The Australian Financial Complaints Authority (AFCA) is considered a one stop shop for all
disputes under the ever-encompassing heading of financial services. They consider complaints
about:

  • Credit, finance loans
  • Insurance
  • Banking deposits and payments
  • Investments and financial
    advice
  • Superannuation

All companies that offer a financial
services or credit product are required
to have an external dispute resolution
scheme; and the go to recommended
authority is AFCA.

AFCA’s website states that they are an
impartial and independent company,
who’s role is to assist consumers and
small businesses to reach agreements
with financial firms on how to resolve
their complaints.

Each financial firm is required to pay a “membership” fee each year. This fee provides the
financial firm with the right to show they are a member of AFCA’s dispute resolution scheme
and not much else. Although not a government department, agency or regulator their decisions
are still considered binding on the financial firm. AFCA has the right to award the complainant
with a compensation award and the financial firm must comply with this decision.

It is our opinion from AFCA’s website that even though they are ‘impartial and independent’
they are still geared more towards the consumer, as they state:
“We assist consumers and small business to reach agreements with financial firms
about how to resolve their complaint.”

AFCA does not mention how they assist the financial firms in dealing with complaints or what
resources they provide to their members.

Financial firms should be aware that when a complaint is lodged against them by a consumer,
they will be liable to pay costs for the lodgement and for AFCA’s mediation of the complaint. It
does not matter whether or not the complaint has grounds or if the complaint is decided in the
financial firms favour, the member will still have to bear this cost and depending how far the
complaint progresses, the cost will increase.

As an association we are aware of one financial firm that had to pay over $7,000 in AFCA
hearing costs (on top of the compensation awarded to the complainant plus the yearly
membership costs), even though the complainant was not a customer in over 20 years.
Something of great note, AFCA has the ability to decide time limits for complaints, where
normal disputes would be considered time barred by the Limitations of Actions Act, they can
now be heard by AFCA and even receive a favourable determination.

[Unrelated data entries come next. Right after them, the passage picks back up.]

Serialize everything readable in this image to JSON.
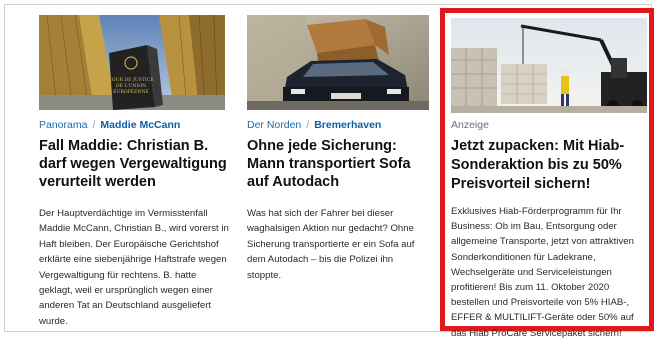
{
  "articles": [
    {
      "image_alt": "Gebäude des Europäischen Gerichtshofs",
      "image_text": "COUR DE JUSTICE DE L'UNION EUROPÉENNE",
      "category": "Panorama",
      "department": "Maddie McCann",
      "headline": "Fall Maddie: Christian B. darf wegen Vergewaltigung verurteilt werden",
      "teaser": "Der Hauptverdächtige im Vermisstenfall Maddie McCann, Christian B., wird vorerst in Haft bleiben. Der Europäische Gerichtshof erklärte eine siebenjährige Haftstrafe wegen Vergewaltigung für rechtens. B. hatte geklagt, weil er ursprünglich wegen einer anderen Tat an Deutschland ausgeliefert wurde."
    },
    {
      "image_alt": "Auto mit Sofa auf dem Dach",
      "category": "Der Norden",
      "department": "Bremerhaven",
      "headline": "Ohne jede Sicherung: Mann transportiert Sofa auf Autodach",
      "teaser": "Was hat sich der Fahrer bei dieser waghalsigen Aktion nur gedacht? Ohne Sicherung transportierte er ein Sofa auf dem Autodach – bis die Polizei ihn stoppte."
    },
    {
      "image_alt": "Ladekran auf einer Baustelle",
      "category": "Anzeige",
      "headline": "Jetzt zupacken: Mit Hiab-Sonderaktion bis zu 50% Preisvorteil sichern!",
      "teaser": "Exklusives Hiab-Förderprogramm für Ihr Business: Ob im Bau, Entsorgung oder allgemeine Transporte, jetzt von attraktiven Sonderkonditionen für Ladekrane, Wechselgeräte und Serviceleistungen profitieren! Bis zum 11. Oktober 2020 bestellen und Preisvorteile von 5% HIAB-, EFFER & MULTILIFT-Geräte oder 50% auf das Hiab ProCare Servicepaket sichern!"
    }
  ],
  "separator": "/",
  "colors": {
    "link_blue": "#1e6aa8",
    "ad_border": "#e01a1a",
    "headline": "#111111"
  }
}
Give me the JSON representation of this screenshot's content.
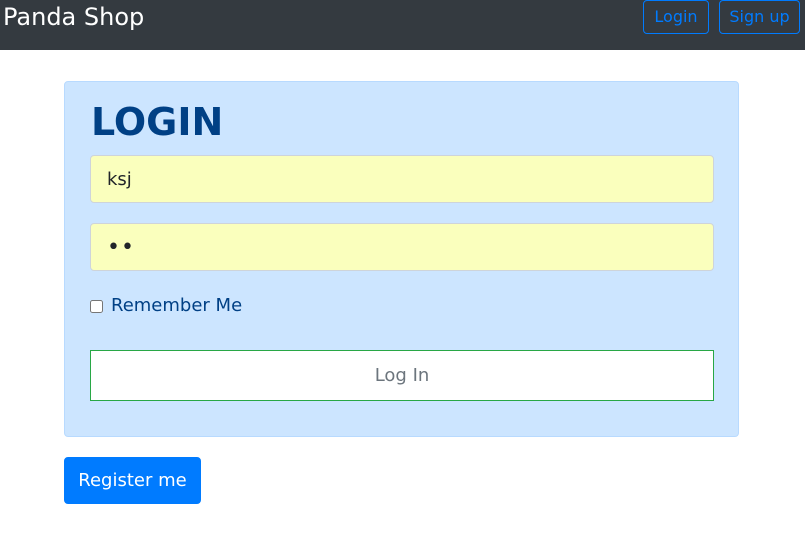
{
  "navbar": {
    "brand": "Panda Shop",
    "login_label": "Login",
    "signup_label": "Sign up"
  },
  "login_card": {
    "title": "LOGIN",
    "username_value": "ksj",
    "password_value": "••",
    "remember_label": "Remember Me",
    "remember_checked": false,
    "submit_label": "Log In"
  },
  "register_label": "Register me",
  "colors": {
    "navbar_bg": "#343a40",
    "card_bg": "#cce5ff",
    "card_text": "#004085",
    "autofill_bg": "#faffbd",
    "primary": "#007bff",
    "success": "#28a745"
  }
}
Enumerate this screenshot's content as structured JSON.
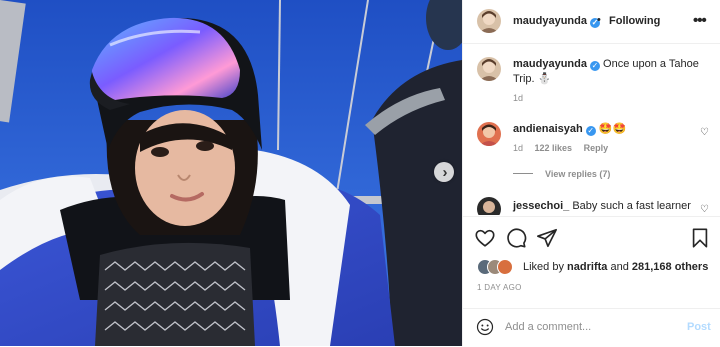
{
  "header": {
    "username": "maudyayunda",
    "separator": "•",
    "follow_label": "Following",
    "more_label": "•••"
  },
  "caption": {
    "username": "maudyayunda",
    "text": "Once upon a Tahoe Trip. ⛄",
    "time": "1d"
  },
  "comments": [
    {
      "username": "andienaisyah",
      "text": "🤩🤩",
      "time": "1d",
      "likes": "122 likes",
      "reply_label": "Reply",
      "view_replies": "View replies (7)"
    },
    {
      "username": "jessechoi_",
      "text": "Baby such a fast learner"
    }
  ],
  "likes": {
    "prefix": "Liked by",
    "first_user": "nadrifta",
    "conjunction": "and",
    "others": "281,168 others"
  },
  "date": "1 DAY AGO",
  "add_comment": {
    "placeholder": "Add a comment...",
    "post_label": "Post"
  },
  "icons": {
    "carousel_next": "chevron-right-icon",
    "like": "heart-icon",
    "comment": "comment-bubble-icon",
    "share": "paper-plane-icon",
    "save": "bookmark-icon",
    "emoji": "smiley-icon"
  },
  "colors": {
    "verified": "#3897f0",
    "post_button": "#b3dbff",
    "meta_text": "#8e8e8e"
  }
}
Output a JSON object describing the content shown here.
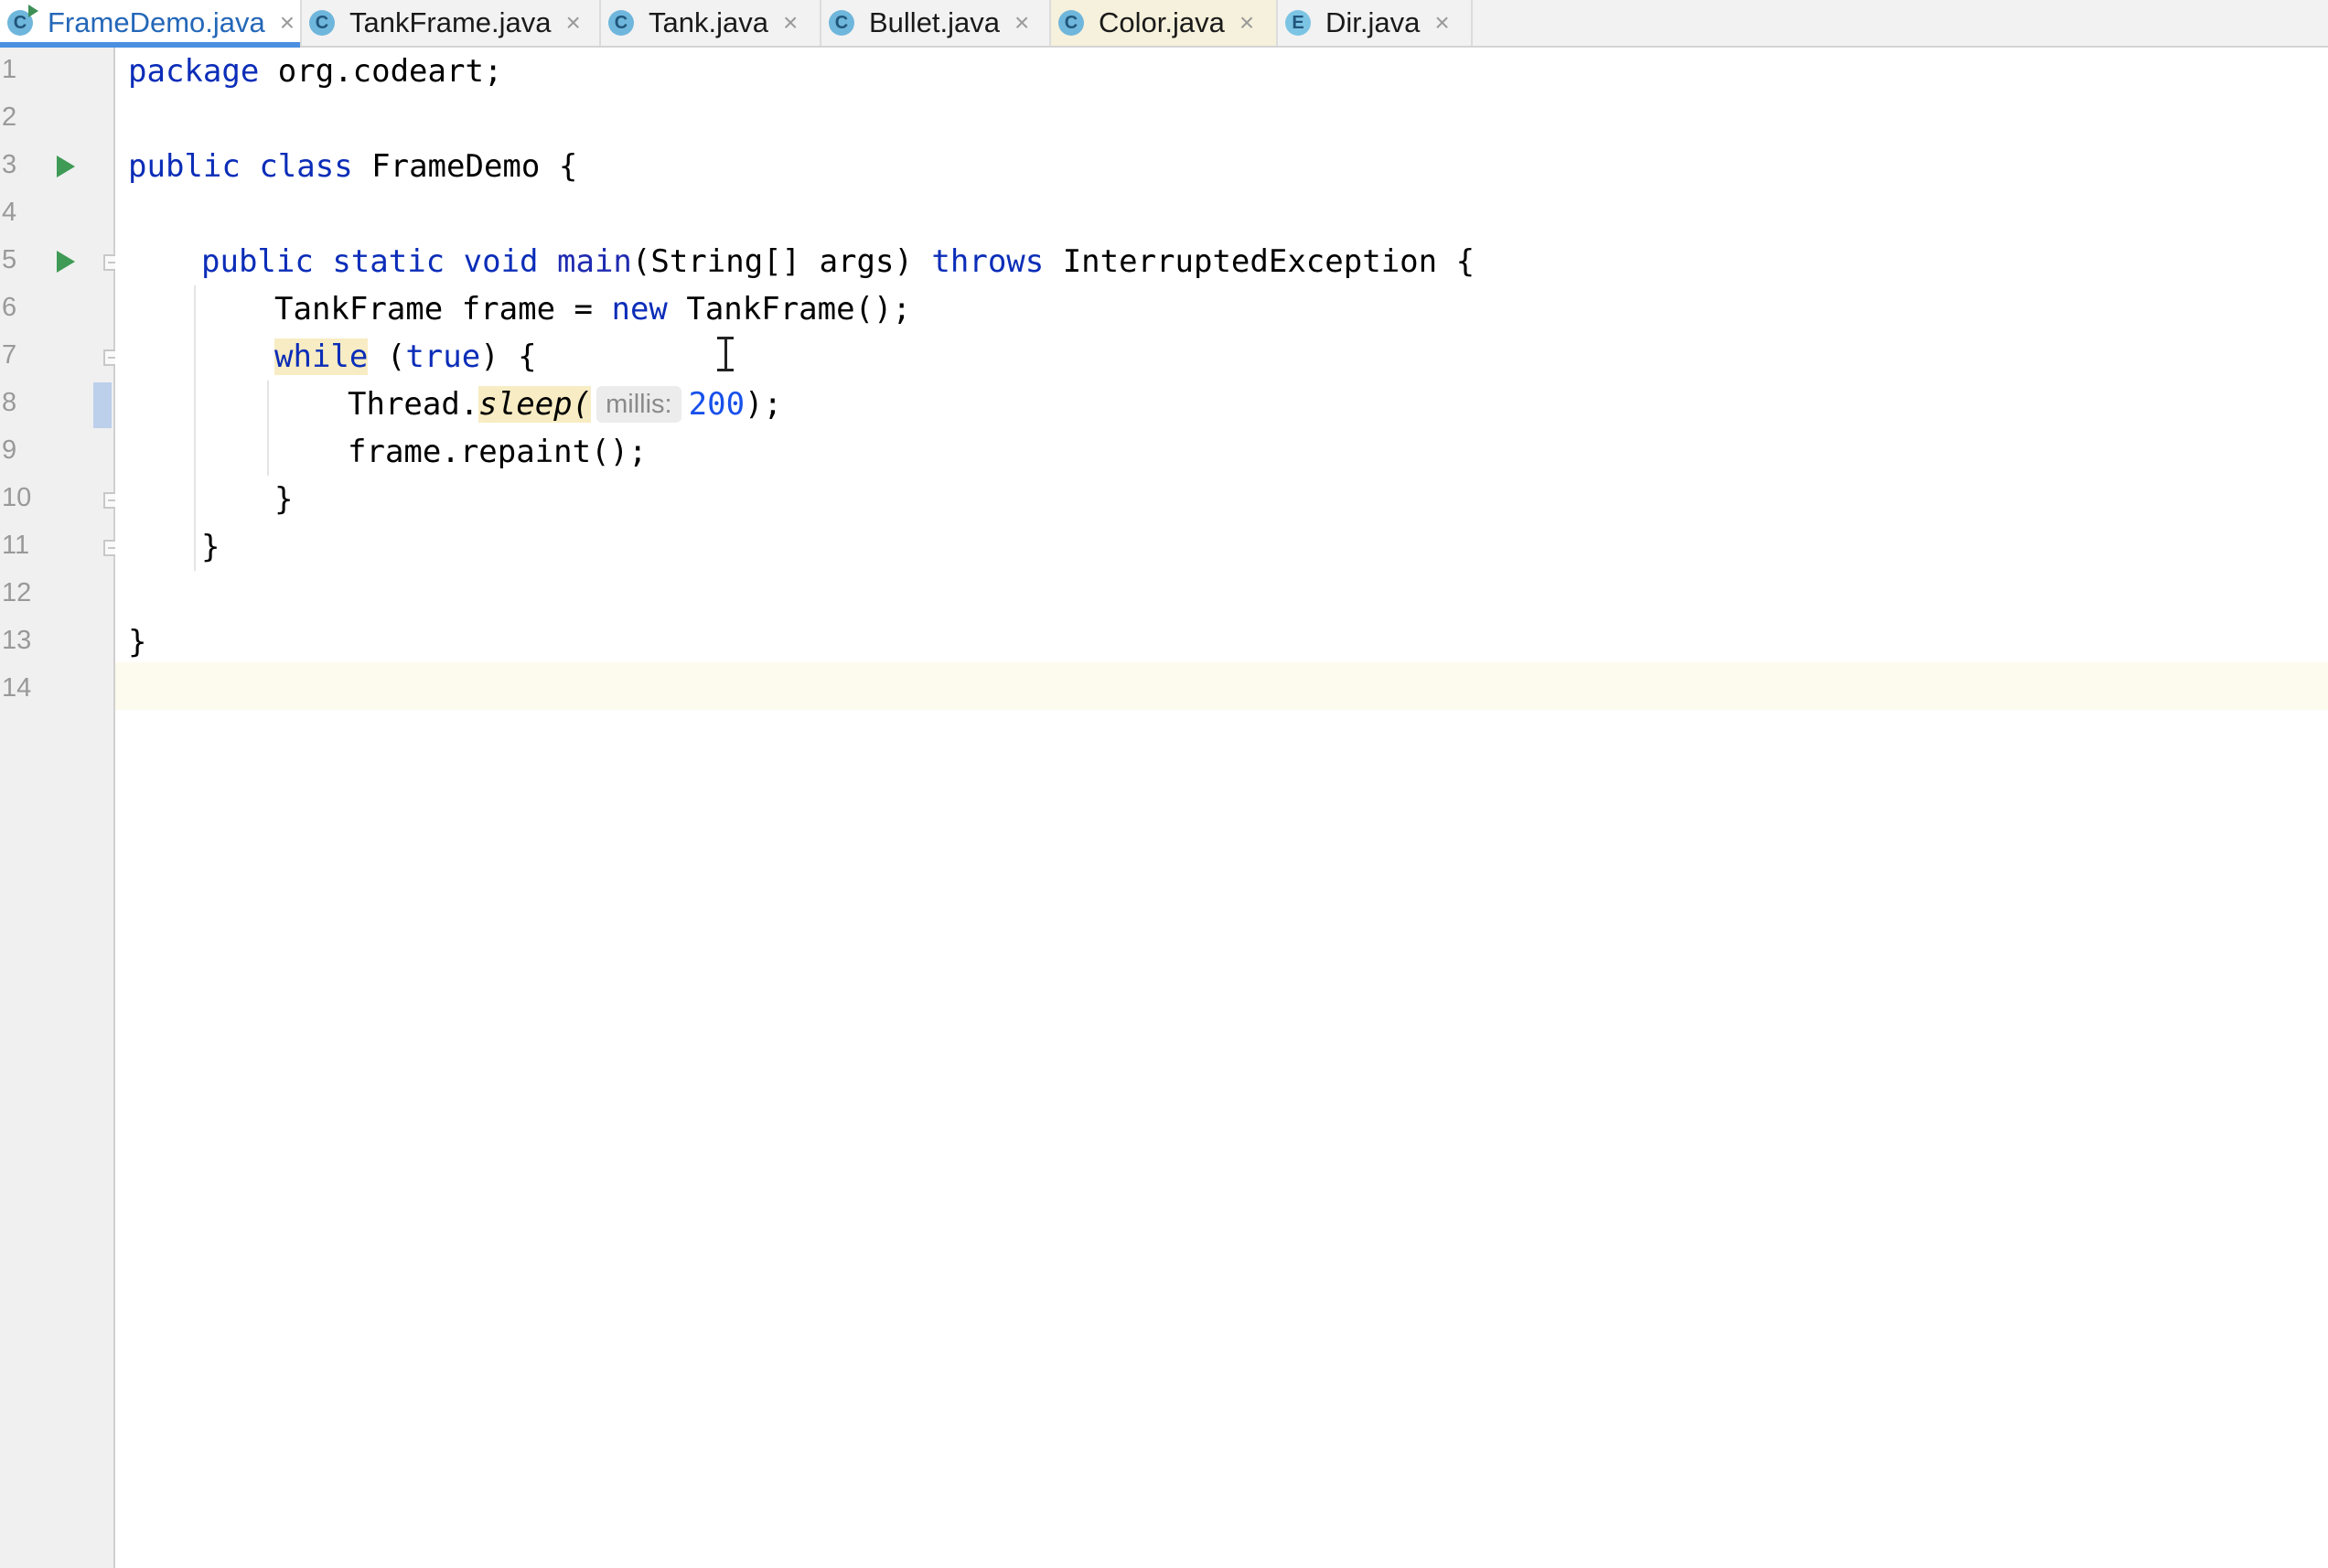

From published final determinations it is clear that AFCA has very broad discretion in making
decisions. Contrary to common belief, a decision made by AFCA cannot be easily challenged. A
financial firm must accept a final determination or challenge it by bringing an action to the
Supreme Court of Queensland or Federal Court of Australia.
Here are our tips on how to deal with a complaint with AFCA:

  1. Once received do not sit on it, review the complaint thoroughly.
  2. Check whether or not the complaint is within AFCA’s jurisdiction.
  3. Check whether the complaint is consistent with AFCA’s Rules.
  4. Locate all relevant records and material as soon as the complaint is received.
  5. Consider whether the complaint may reveal any systemic issues and whether a strategic
    approach needs to be developed to deal with these issues.

To better understand the powers and jurisdiction of AFCA, we recommend that you read the
AFCA Rules and AFCA Operational Guidelines. This information can be found here.
We encourage you to contact us about how you can best deal with any complaints under AFCA.
Our experience in complaints handling and developing compliance solutions for the financial
services industry ensures we are well-placed to help you navigate complaints and any potential
issues.